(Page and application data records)
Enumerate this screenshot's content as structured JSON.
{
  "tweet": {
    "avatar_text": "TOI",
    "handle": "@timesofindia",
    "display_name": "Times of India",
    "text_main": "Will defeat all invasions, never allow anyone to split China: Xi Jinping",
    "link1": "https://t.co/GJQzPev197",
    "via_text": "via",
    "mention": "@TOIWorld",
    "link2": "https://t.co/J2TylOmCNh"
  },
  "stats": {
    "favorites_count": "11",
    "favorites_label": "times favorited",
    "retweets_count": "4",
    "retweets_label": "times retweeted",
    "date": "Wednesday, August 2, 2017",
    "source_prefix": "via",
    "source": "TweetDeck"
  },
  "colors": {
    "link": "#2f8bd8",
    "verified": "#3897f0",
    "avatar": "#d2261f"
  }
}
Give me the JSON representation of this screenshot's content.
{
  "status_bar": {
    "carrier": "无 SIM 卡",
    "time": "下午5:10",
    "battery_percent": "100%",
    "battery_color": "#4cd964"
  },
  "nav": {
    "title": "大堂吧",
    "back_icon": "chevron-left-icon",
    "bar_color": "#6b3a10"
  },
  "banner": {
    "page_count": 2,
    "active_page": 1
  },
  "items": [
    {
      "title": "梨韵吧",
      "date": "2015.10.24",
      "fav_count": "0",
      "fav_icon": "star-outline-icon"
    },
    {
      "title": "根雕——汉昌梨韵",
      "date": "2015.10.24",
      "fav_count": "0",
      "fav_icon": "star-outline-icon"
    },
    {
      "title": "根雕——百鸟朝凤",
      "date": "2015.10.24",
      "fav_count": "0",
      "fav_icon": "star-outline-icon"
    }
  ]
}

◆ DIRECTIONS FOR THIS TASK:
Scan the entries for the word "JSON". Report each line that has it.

◆ EXERCISE ANSWER:
Enumerate this screenshot's content as structured JSON.
Give me the JSON representation of this screenshot's content.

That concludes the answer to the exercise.